WORK REQUEST:
Identify each line in the records below that contains the word "author", and copy it.

RECORDS SUPPLIED:

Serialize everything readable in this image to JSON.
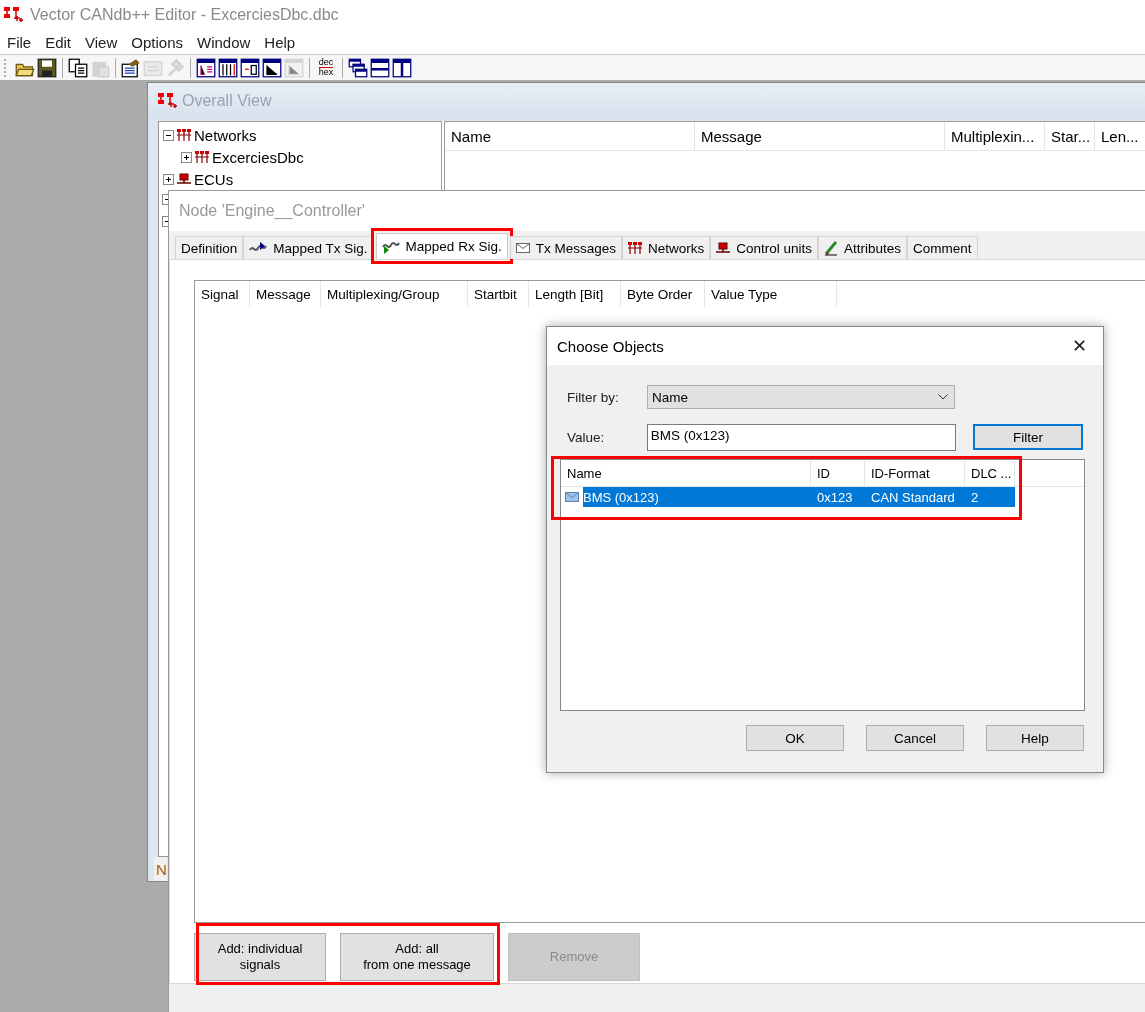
{
  "app_window": {
    "title": "Vector CANdb++ Editor - ExcerciesDbc.dbc"
  },
  "menu": [
    "File",
    "Edit",
    "View",
    "Options",
    "Window",
    "Help"
  ],
  "toolbar": {
    "groups": [
      [
        {
          "disabled": false
        },
        {
          "disabled": false
        }
      ],
      [
        {
          "disabled": false
        },
        {
          "disabled": true
        }
      ],
      [
        {
          "disabled": false
        },
        {
          "disabled": true
        },
        {
          "disabled": true
        }
      ],
      [
        {
          "disabled": false
        },
        {
          "disabled": false
        },
        {
          "disabled": false
        },
        {
          "disabled": false
        },
        {
          "disabled": true
        }
      ],
      [
        {
          "label_top": "dec",
          "label_bottom": "hex",
          "disabled": false
        }
      ],
      [
        {
          "disabled": false
        },
        {
          "disabled": false
        },
        {
          "disabled": false
        }
      ]
    ]
  },
  "overall_view": {
    "title": "Overall View",
    "tree": [
      {
        "label": "Networks",
        "expanded": true,
        "children": [
          {
            "label": "ExcerciesDbc",
            "expanded": false
          }
        ]
      },
      {
        "label": "ECUs",
        "expanded": false
      }
    ],
    "columns": [
      "Name",
      "Message",
      "Multiplexin...",
      "Star...",
      "Len..."
    ],
    "bottom_tab": "N"
  },
  "node_window": {
    "title": "Node 'Engine__Controller'",
    "tabs": [
      {
        "label": "Definition",
        "selected": false,
        "highlighted": false
      },
      {
        "label": "Mapped Tx Sig.",
        "selected": false,
        "highlighted": false
      },
      {
        "label": "Mapped Rx Sig.",
        "selected": true,
        "highlighted": true
      },
      {
        "label": "Tx Messages",
        "selected": false,
        "highlighted": false
      },
      {
        "label": "Networks",
        "selected": false,
        "highlighted": false
      },
      {
        "label": "Control units",
        "selected": false,
        "highlighted": false
      },
      {
        "label": "Attributes",
        "selected": false,
        "highlighted": false
      },
      {
        "label": "Comment",
        "selected": false,
        "highlighted": false
      }
    ],
    "columns": [
      "Signal",
      "Message",
      "Multiplexing/Group",
      "Startbit",
      "Length [Bit]",
      "Byte Order",
      "Value Type"
    ],
    "buttons": [
      {
        "label": "Add: individual\nsignals",
        "disabled": false,
        "highlighted": true
      },
      {
        "label": "Add: all\nfrom one message",
        "disabled": false,
        "highlighted": true
      },
      {
        "label": "Remove",
        "disabled": true,
        "highlighted": false
      }
    ]
  },
  "dialog": {
    "title": "Choose Objects",
    "close": "✕",
    "filter_by": {
      "label": "Filter by:",
      "value": "Name"
    },
    "value_field": {
      "label": "Value:",
      "value": "BMS (0x123)"
    },
    "filter_button": "Filter",
    "list": {
      "highlighted": true,
      "columns": [
        "Name",
        "ID",
        "ID-Format",
        "DLC ..."
      ],
      "rows": [
        {
          "cells": [
            "BMS (0x123)",
            "0x123",
            "CAN Standard",
            "2"
          ],
          "selected": true
        }
      ]
    },
    "buttons": [
      "OK",
      "Cancel",
      "Help"
    ]
  }
}
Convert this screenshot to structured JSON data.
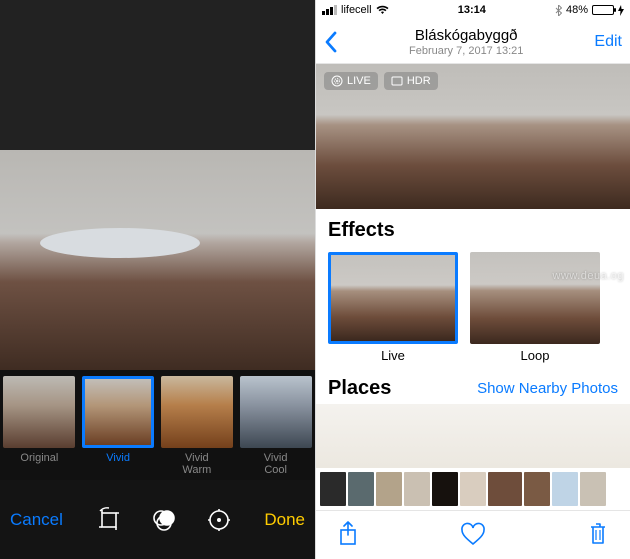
{
  "editor": {
    "cancel": "Cancel",
    "done": "Done",
    "filters": {
      "original": "Original",
      "vivid": "Vivid",
      "vivid_warm": "Vivid\nWarm",
      "vivid_cool": "Vivid\nCool",
      "selected": "vivid"
    },
    "tools": {
      "crop": "crop-rotate",
      "filters_icon": "filters",
      "adjust": "adjust"
    }
  },
  "detail": {
    "status": {
      "carrier": "lifecell",
      "network": "wifi",
      "time": "13:14",
      "battery_pct": "48%",
      "charging": true
    },
    "nav": {
      "back": "Back",
      "title": "Bláskógabyggð",
      "subtitle": "February 7, 2017  13:21",
      "edit": "Edit"
    },
    "badges": {
      "live": "LIVE",
      "hdr": "HDR"
    },
    "sections": {
      "effects": "Effects",
      "places": "Places",
      "show_nearby": "Show Nearby Photos"
    },
    "effects": {
      "live": "Live",
      "loop": "Loop",
      "selected": "live"
    },
    "bottom": {
      "share": "share",
      "like": "heart",
      "trash": "trash"
    }
  },
  "watermark": "www.deua.og"
}
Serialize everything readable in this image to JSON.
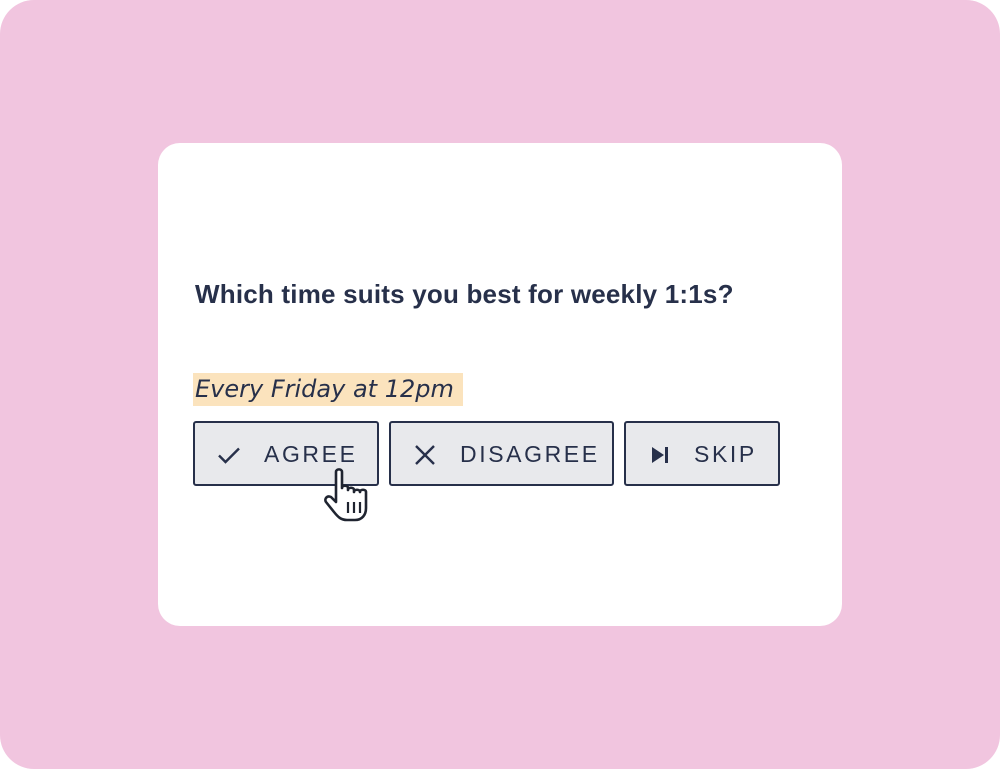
{
  "colors": {
    "background": "#f1c5df",
    "card": "#ffffff",
    "text": "#27304a",
    "highlight": "#fbe3bd",
    "button_fill": "#e8e9ec",
    "button_border": "#27304a"
  },
  "question": {
    "text": "Which time suits you best for weekly 1:1s?"
  },
  "answer": {
    "text": "Every Friday at 12pm"
  },
  "buttons": {
    "agree": {
      "label": "AGREE",
      "icon": "checkmark-icon"
    },
    "disagree": {
      "label": "DISAGREE",
      "icon": "x-icon"
    },
    "skip": {
      "label": "SKIP",
      "icon": "skip-next-icon"
    }
  },
  "cursor": {
    "icon": "hand-pointer-cursor-icon",
    "hovering": "agree"
  }
}
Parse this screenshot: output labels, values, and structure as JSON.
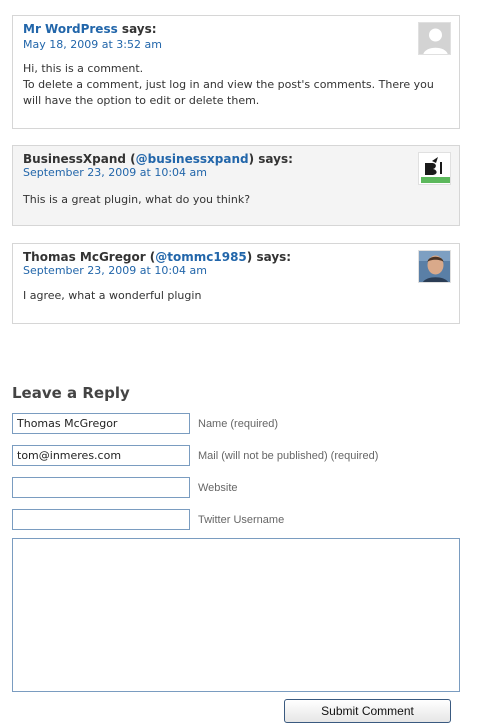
{
  "comments": [
    {
      "author": "Mr WordPress",
      "says": "says:",
      "date": "May 18, 2009 at 3:52 am",
      "body_line1": "Hi, this is a comment.",
      "body_line2": "To delete a comment, just log in and view the post's comments. There you will have the option to edit or delete them.",
      "avatar": "default-avatar-icon"
    },
    {
      "author": "BusinessXpand",
      "twitter": "@businessxpand",
      "says": "says:",
      "date": "September 23, 2009 at 10:04 am",
      "body": "This is a great plugin, what do you think?",
      "avatar": "businessxpand-logo-avatar"
    },
    {
      "author": "Thomas McGregor",
      "twitter": "@tommc1985",
      "says": "says:",
      "date": "September 23, 2009 at 10:04 am",
      "body": "I agree, what a wonderful plugin",
      "avatar": "user-photo-avatar"
    }
  ],
  "reply": {
    "title": "Leave a Reply",
    "name_value": "Thomas McGregor",
    "name_label": "Name (required)",
    "email_value": "tom@inmeres.com",
    "email_label": "Mail (will not be published) (required)",
    "website_value": "",
    "website_label": "Website",
    "twitter_value": "",
    "twitter_label": "Twitter Username",
    "comment_value": "",
    "submit_label": "Submit Comment"
  },
  "colors": {
    "link": "#2266aa",
    "text": "#333333",
    "comment_alt_bg": "#f4f4f4",
    "border": "#d6d6d6",
    "input_border": "#7a9cc0"
  }
}
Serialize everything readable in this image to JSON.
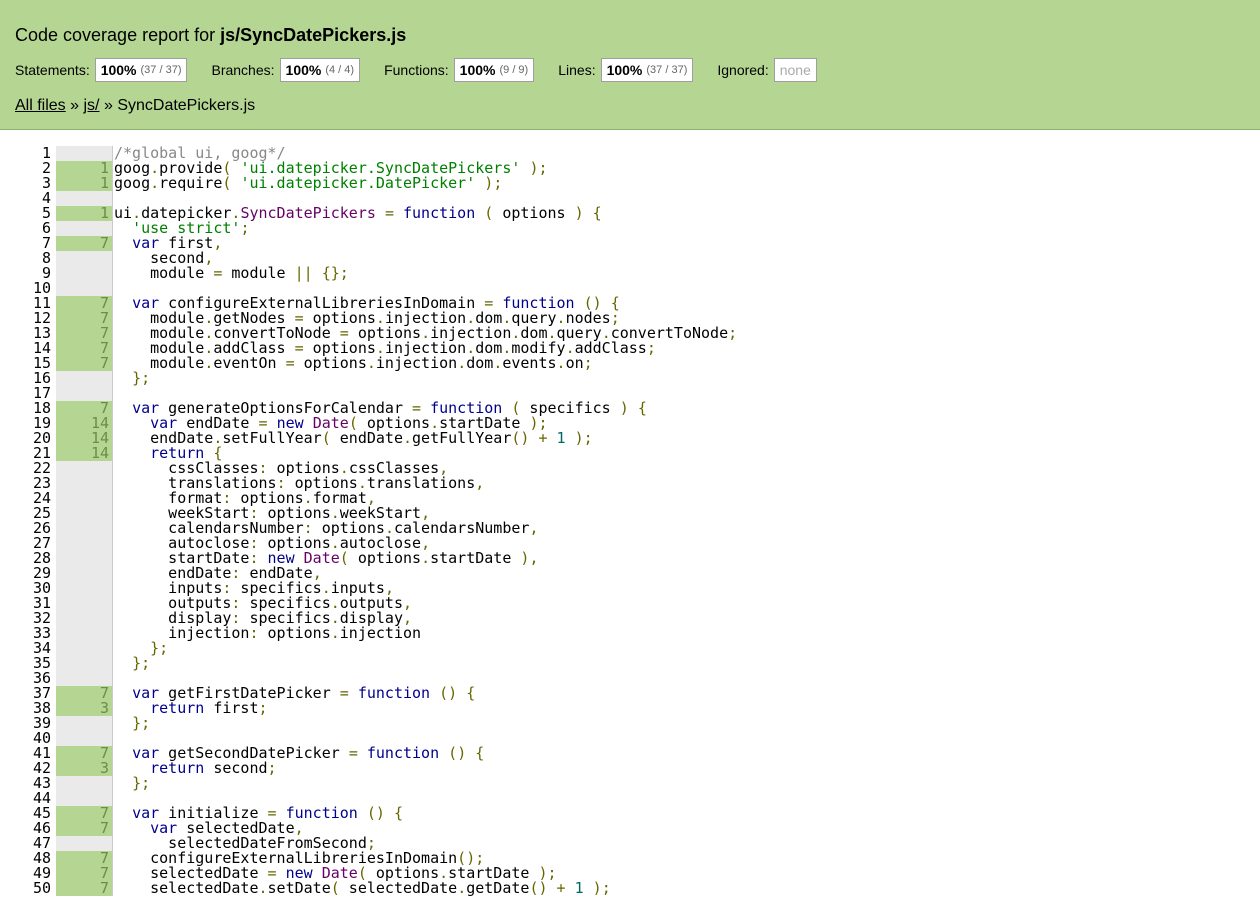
{
  "header": {
    "title_prefix": "Code coverage report for",
    "title_file": "js/SyncDatePickers.js"
  },
  "stats": [
    {
      "label": "Statements:",
      "pct": "100%",
      "frac": "(37 / 37)"
    },
    {
      "label": "Branches:",
      "pct": "100%",
      "frac": "(4 / 4)"
    },
    {
      "label": "Functions:",
      "pct": "100%",
      "frac": "(9 / 9)"
    },
    {
      "label": "Lines:",
      "pct": "100%",
      "frac": "(37 / 37)"
    }
  ],
  "ignored": {
    "label": "Ignored:",
    "value": "none"
  },
  "breadcrumb": {
    "all_files": "All files",
    "sep1": "»",
    "dir": "js/",
    "sep2": "»",
    "file": "SyncDatePickers.js"
  },
  "code": {
    "line_numbers": [
      "1",
      "2",
      "3",
      "4",
      "5",
      "6",
      "7",
      "8",
      "9",
      "10",
      "11",
      "12",
      "13",
      "14",
      "15",
      "16",
      "17",
      "18",
      "19",
      "20",
      "21",
      "22",
      "23",
      "24",
      "25",
      "26",
      "27",
      "28",
      "29",
      "30",
      "31",
      "32",
      "33",
      "34",
      "35",
      "36",
      "37",
      "38",
      "39",
      "40",
      "41",
      "42",
      "43",
      "44",
      "45",
      "46",
      "47",
      "48",
      "49",
      "50"
    ],
    "hits": [
      "",
      "1",
      "1",
      "",
      "1",
      "",
      "7",
      "",
      "",
      "",
      "7",
      "7",
      "7",
      "7",
      "7",
      "",
      "",
      "7",
      "14",
      "14",
      "14",
      "",
      "",
      "",
      "",
      "",
      "",
      "",
      "",
      "",
      "",
      "",
      "",
      "",
      "",
      "",
      "7",
      "3",
      "",
      "",
      "7",
      "3",
      "",
      "",
      "7",
      "7",
      "",
      "7",
      "7",
      "7"
    ],
    "covered": [
      false,
      true,
      true,
      false,
      true,
      false,
      true,
      false,
      false,
      false,
      true,
      true,
      true,
      true,
      true,
      false,
      false,
      true,
      true,
      true,
      true,
      false,
      false,
      false,
      false,
      false,
      false,
      false,
      false,
      false,
      false,
      false,
      false,
      false,
      false,
      false,
      true,
      true,
      false,
      false,
      true,
      true,
      false,
      false,
      true,
      true,
      false,
      true,
      true,
      true
    ],
    "lines": [
      "/*global ui, goog*/",
      "goog.provide( 'ui.datepicker.SyncDatePickers' );",
      "goog.require( 'ui.datepicker.DatePicker' );",
      "",
      "ui.datepicker.SyncDatePickers = function ( options ) {",
      "  'use strict';",
      "  var first,",
      "    second,",
      "    module = module || {};",
      "",
      "  var configureExternalLibreriesInDomain = function () {",
      "    module.getNodes = options.injection.dom.query.nodes;",
      "    module.convertToNode = options.injection.dom.query.convertToNode;",
      "    module.addClass = options.injection.dom.modify.addClass;",
      "    module.eventOn = options.injection.dom.events.on;",
      "  };",
      "",
      "  var generateOptionsForCalendar = function ( specifics ) {",
      "    var endDate = new Date( options.startDate );",
      "    endDate.setFullYear( endDate.getFullYear() + 1 );",
      "    return {",
      "      cssClasses: options.cssClasses,",
      "      translations: options.translations,",
      "      format: options.format,",
      "      weekStart: options.weekStart,",
      "      calendarsNumber: options.calendarsNumber,",
      "      autoclose: options.autoclose,",
      "      startDate: new Date( options.startDate ),",
      "      endDate: endDate,",
      "      inputs: specifics.inputs,",
      "      outputs: specifics.outputs,",
      "      display: specifics.display,",
      "      injection: options.injection",
      "    };",
      "  };",
      "",
      "  var getFirstDatePicker = function () {",
      "    return first;",
      "  };",
      "",
      "  var getSecondDatePicker = function () {",
      "    return second;",
      "  };",
      "",
      "  var initialize = function () {",
      "    var selectedDate,",
      "      selectedDateFromSecond;",
      "    configureExternalLibreriesInDomain();",
      "    selectedDate = new Date( options.startDate );",
      "    selectedDate.setDate( selectedDate.getDate() + 1 );"
    ]
  }
}
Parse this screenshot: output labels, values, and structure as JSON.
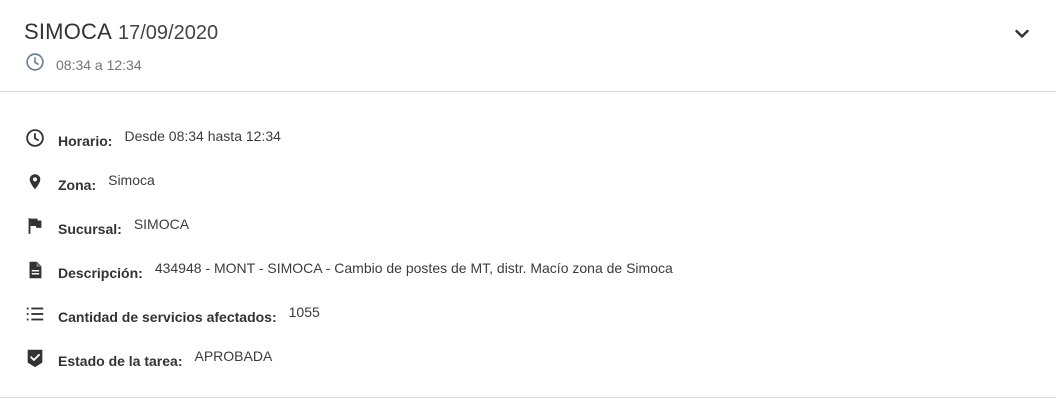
{
  "header": {
    "title": "SIMOCA",
    "date": "17/09/2020",
    "time_range": "08:34 a 12:34"
  },
  "details": [
    {
      "icon": "clock-icon",
      "label": "Horario:",
      "value": "Desde 08:34 hasta 12:34"
    },
    {
      "icon": "location-pin-icon",
      "label": "Zona:",
      "value": "Simoca"
    },
    {
      "icon": "flag-icon",
      "label": "Sucursal:",
      "value": "SIMOCA"
    },
    {
      "icon": "document-icon",
      "label": "Descripción:",
      "value": "434948 - MONT - SIMOCA - Cambio de postes de MT, distr. Macío zona de Simoca"
    },
    {
      "icon": "numbered-list-icon",
      "label": "Cantidad de servicios afectados:",
      "value": "1055"
    },
    {
      "icon": "check-shield-icon",
      "label": "Estado de la tarea:",
      "value": "APROBADA"
    }
  ],
  "colors": {
    "text": "#333333",
    "muted": "#757575",
    "divider": "#d9d9d9"
  }
}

SOLUTION FOR THIS EXERCISE:
      "author": "Mr WordPress",
      "author": "BusinessXpand",
      "author": "Thomas McGregor",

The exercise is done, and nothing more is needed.